The Hard Way
Doing things the hard way is a luxury. It says to the world that we’ve beat evolution; intelligence is no match for technology and economy is no match for indulgence. We need only step a bit outside our bubble to realize the scale of the illusion, but nevertheless it has become reality for many of us who live our lives happily and fortunately in the middle and upper classes of the developed world where survival has nothing whatsoever to do with being the fittest.
One of the things that struck me within weeks of moving to the Pacific Northwest was the frequency with which people die here; not from disease (although Ebola can go fuck itself, pardon my francais) but from tucking into the wilderness for some weekend relaxation. The PNW has some of the world’s biggest cities, but most of it is untamed wilderness – including radical weather systems, cougars, rattlesnakes, bear, The Sasquatch, and possibly ManBearPig. This place will mess you up, son; your GPS or iPhone isn’t going to be your savior.
The first-hand experience of the realities of a system provides a more intimate learning tool than does the passive observation, although in an evolutionary sense the latter is the more effective method for the survival of a species; our ancestors learned to stay away from bees by watching the guy who drew the short straw poke at a hive and die from anaphylactic shock without needing to then poke at the hive themselves. Nevertheless the tangible nature of repercussions forges an indelible bond between action and result.
It is also interesting that complexity and abstraction are inversely bound; the more complex the system, the farther the user is removed from its operation. The simplicity of the friction downtube shifter is in sharp contrast to the complexity of an electronic drivetrain. My steel bike has friction downtube shifters, a fact that makes itself especially well known while climbing. To shift requires planning and skill; I have to find a part of the climb where I can be seated, unload the chain, and shift by feeling the chain as it slides across the block and listen for the telltale silence when the chain is securely seated back onto an adjacent cog. At that point, I’m committed to that gear until the climb grants me the next opportunity to shift. On Bike #1, I can shift under full load at my whim and without consequence. The artistry of shifting is lost, though I wouldn’t go back to downtube shifters on any bike I plan to ride seriously.
I love the contrast of evolution and tradition in the modern racing bicycle, with carbon tubulars being perhaps the most fitting contrast where the most modern technology is dependent on the oldest form of affixing a tire to a rim. Gluing on a set of tubular tires is no longer a necessary skill in our sport with good clinchers being readily available. Gluing tubs takes time and careful attention, two things that are in short supply in our modern society. But to glue on a set of tires brings you closer to the machine and from where our sport has progressed.
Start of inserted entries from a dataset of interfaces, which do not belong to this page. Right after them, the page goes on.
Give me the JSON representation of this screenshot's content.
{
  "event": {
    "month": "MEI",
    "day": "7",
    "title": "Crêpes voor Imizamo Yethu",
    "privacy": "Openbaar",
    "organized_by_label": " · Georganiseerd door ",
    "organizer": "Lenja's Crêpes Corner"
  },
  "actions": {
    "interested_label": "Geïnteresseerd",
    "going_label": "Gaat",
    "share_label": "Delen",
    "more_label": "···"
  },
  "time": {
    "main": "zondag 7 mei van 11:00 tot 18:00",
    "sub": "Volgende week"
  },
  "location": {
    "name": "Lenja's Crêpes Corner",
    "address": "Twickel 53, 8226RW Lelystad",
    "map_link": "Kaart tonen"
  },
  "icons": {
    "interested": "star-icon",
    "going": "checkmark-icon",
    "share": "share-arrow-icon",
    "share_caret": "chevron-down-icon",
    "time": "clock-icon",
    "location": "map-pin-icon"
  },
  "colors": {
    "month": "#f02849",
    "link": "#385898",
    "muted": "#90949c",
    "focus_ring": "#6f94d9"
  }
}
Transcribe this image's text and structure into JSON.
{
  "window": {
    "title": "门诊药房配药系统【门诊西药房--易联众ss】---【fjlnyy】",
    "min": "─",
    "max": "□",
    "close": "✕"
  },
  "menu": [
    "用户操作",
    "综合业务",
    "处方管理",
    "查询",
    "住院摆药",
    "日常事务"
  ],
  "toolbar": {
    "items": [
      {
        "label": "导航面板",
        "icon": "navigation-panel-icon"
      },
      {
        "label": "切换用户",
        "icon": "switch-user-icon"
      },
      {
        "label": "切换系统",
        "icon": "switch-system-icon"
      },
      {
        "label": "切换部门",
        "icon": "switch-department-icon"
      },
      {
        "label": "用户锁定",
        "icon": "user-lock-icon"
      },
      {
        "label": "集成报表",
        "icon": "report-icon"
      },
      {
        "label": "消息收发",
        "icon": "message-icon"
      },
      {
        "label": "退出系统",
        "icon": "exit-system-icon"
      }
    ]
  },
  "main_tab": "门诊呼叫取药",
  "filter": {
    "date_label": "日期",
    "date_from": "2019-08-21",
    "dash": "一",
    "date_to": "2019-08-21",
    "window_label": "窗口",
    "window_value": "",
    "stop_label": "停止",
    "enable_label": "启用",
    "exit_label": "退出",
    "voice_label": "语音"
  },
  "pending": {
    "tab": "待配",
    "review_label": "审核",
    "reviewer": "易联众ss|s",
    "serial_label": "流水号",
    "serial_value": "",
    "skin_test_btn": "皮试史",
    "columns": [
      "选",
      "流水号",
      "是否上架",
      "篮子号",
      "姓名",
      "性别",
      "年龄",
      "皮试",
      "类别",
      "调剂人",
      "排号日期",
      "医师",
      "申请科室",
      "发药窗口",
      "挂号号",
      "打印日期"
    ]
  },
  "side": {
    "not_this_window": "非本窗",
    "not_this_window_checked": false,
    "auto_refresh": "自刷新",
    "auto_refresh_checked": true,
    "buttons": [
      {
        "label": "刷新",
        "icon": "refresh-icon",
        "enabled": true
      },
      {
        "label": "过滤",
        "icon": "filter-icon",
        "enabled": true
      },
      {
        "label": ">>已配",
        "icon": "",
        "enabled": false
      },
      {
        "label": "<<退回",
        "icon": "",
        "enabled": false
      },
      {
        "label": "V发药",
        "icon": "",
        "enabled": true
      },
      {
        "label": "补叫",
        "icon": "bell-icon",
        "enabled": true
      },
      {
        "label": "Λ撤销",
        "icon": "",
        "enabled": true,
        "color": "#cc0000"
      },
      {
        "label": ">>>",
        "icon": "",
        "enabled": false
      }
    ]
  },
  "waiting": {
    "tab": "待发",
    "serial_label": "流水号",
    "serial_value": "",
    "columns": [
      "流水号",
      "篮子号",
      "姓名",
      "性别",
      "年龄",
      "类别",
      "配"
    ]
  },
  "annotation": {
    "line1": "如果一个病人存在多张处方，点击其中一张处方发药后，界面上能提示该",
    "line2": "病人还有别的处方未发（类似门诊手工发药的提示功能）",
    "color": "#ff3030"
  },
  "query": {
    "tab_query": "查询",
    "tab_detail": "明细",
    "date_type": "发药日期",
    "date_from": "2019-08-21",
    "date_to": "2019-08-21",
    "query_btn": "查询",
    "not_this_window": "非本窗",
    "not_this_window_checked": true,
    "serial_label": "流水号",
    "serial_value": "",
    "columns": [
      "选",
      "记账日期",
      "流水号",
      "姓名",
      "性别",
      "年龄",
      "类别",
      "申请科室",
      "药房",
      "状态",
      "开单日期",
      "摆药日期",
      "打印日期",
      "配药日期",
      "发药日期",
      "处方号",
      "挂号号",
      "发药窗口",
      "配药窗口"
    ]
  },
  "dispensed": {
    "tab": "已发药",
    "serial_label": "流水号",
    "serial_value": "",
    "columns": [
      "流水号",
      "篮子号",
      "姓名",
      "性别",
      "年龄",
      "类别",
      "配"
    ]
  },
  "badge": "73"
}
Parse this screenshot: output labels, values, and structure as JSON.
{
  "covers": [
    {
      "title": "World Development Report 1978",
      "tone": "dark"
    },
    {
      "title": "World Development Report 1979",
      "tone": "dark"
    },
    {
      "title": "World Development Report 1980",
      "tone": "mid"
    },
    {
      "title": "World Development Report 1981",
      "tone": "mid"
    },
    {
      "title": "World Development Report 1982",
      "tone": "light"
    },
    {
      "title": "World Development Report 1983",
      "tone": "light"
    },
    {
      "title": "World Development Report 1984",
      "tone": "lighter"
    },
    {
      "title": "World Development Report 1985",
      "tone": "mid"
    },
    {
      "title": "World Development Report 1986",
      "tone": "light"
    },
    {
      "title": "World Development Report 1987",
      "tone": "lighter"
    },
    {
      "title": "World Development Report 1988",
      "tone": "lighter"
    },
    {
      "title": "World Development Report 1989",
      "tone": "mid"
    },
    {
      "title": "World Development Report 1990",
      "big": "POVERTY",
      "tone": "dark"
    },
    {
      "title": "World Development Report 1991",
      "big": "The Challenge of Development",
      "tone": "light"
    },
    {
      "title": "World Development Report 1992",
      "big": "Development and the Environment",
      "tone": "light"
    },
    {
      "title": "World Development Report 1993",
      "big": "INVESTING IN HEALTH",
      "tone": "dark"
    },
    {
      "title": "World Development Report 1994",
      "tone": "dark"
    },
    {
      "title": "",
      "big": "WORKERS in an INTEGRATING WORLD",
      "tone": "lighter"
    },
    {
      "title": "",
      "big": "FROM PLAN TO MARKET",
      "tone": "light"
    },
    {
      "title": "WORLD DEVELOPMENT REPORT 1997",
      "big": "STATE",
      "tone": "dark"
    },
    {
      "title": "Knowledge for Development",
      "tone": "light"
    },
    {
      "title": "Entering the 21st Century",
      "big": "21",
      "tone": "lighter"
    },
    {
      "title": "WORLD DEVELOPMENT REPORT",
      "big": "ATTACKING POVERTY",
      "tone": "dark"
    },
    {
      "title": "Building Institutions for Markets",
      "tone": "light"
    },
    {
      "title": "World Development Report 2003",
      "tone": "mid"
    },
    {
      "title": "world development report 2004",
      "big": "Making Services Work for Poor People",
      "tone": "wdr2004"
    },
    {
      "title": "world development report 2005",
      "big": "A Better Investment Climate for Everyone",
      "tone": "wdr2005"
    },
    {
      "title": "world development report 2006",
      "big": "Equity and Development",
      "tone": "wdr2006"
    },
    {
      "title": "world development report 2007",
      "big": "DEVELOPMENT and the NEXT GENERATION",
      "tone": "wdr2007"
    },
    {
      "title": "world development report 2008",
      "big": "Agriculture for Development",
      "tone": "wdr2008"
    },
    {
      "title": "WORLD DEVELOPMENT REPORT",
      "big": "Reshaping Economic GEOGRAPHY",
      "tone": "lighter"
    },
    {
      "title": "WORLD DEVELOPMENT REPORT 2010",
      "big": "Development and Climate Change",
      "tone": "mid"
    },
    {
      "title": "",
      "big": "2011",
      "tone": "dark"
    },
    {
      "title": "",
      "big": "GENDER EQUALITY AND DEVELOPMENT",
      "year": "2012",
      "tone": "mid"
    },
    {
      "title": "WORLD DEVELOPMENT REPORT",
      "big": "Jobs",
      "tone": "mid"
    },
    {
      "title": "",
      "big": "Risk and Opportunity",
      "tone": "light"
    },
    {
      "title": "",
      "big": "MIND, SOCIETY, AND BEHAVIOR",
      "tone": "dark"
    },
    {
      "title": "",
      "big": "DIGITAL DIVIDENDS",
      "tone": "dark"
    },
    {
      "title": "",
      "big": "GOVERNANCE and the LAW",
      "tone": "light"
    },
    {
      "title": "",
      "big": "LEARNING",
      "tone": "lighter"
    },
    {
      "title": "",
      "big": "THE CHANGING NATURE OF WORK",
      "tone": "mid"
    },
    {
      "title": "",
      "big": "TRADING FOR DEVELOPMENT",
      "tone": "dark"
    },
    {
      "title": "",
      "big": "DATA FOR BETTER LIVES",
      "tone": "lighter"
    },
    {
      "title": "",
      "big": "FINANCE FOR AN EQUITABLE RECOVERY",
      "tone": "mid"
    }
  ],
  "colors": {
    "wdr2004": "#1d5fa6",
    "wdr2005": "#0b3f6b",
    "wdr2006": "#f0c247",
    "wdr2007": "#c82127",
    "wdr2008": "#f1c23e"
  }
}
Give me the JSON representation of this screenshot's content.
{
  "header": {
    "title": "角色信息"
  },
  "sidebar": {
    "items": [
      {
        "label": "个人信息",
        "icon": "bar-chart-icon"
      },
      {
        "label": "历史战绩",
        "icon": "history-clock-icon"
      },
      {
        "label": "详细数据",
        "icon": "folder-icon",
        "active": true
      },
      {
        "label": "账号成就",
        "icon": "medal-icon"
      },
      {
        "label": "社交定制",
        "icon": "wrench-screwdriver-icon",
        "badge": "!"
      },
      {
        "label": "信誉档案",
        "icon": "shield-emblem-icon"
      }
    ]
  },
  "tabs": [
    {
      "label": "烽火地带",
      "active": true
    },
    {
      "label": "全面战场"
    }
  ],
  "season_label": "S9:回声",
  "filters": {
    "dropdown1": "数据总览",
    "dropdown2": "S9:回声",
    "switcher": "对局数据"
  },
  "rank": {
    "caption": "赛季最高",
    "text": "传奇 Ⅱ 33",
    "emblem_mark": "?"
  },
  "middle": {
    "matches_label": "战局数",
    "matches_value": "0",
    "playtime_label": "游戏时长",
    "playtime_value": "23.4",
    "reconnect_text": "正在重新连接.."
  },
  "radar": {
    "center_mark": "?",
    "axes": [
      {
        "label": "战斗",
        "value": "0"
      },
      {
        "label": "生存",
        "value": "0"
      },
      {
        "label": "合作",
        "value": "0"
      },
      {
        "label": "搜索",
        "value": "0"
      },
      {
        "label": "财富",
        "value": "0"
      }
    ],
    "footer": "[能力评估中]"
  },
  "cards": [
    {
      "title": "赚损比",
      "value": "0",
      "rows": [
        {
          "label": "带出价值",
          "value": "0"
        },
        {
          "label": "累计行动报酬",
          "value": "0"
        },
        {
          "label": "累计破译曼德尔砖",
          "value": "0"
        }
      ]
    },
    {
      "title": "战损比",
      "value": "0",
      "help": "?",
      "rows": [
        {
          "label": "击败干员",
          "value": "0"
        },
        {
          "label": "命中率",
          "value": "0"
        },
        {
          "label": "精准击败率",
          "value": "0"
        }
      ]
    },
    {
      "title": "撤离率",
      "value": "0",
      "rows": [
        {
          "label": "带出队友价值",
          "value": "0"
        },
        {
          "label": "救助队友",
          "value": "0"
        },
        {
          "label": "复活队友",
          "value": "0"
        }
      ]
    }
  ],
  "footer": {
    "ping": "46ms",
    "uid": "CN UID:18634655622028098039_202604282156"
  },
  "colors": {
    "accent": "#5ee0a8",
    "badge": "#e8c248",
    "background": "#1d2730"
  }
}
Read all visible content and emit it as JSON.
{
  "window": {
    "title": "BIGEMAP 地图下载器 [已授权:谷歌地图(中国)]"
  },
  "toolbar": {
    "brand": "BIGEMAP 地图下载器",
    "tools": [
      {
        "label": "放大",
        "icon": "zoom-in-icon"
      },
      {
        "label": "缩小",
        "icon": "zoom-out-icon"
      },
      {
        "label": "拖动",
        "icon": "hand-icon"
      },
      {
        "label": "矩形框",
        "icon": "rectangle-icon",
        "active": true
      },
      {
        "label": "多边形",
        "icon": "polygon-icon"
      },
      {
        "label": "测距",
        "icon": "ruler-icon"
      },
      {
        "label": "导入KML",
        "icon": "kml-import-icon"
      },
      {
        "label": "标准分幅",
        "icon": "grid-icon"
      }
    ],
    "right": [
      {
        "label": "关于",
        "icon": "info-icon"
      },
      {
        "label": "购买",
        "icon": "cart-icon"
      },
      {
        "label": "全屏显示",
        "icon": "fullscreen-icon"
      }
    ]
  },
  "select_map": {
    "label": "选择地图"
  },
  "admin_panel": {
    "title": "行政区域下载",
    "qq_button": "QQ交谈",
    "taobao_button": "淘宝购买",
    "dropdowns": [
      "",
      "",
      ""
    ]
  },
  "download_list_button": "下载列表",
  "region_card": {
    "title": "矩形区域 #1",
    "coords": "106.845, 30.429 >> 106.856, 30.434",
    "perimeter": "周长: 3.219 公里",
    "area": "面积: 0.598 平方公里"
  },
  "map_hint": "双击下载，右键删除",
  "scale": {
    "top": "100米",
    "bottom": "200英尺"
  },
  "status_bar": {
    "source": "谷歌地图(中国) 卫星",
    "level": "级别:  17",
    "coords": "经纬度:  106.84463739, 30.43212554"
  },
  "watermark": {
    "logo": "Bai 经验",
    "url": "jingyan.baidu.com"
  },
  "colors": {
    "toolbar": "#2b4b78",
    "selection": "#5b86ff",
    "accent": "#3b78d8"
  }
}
To build a set of wheels does so even more, and I imagine building a frame by hand builds the ultimate bond to our history.
We live at a time when the things that are irrelevant to survival take on their own crucial importance; we return to tradition in order to remember where we came from so we may understand where we are going. Doing things the hard way is a beautiful way to remind ourselves of the history that built the luxuries we surround ourselves with.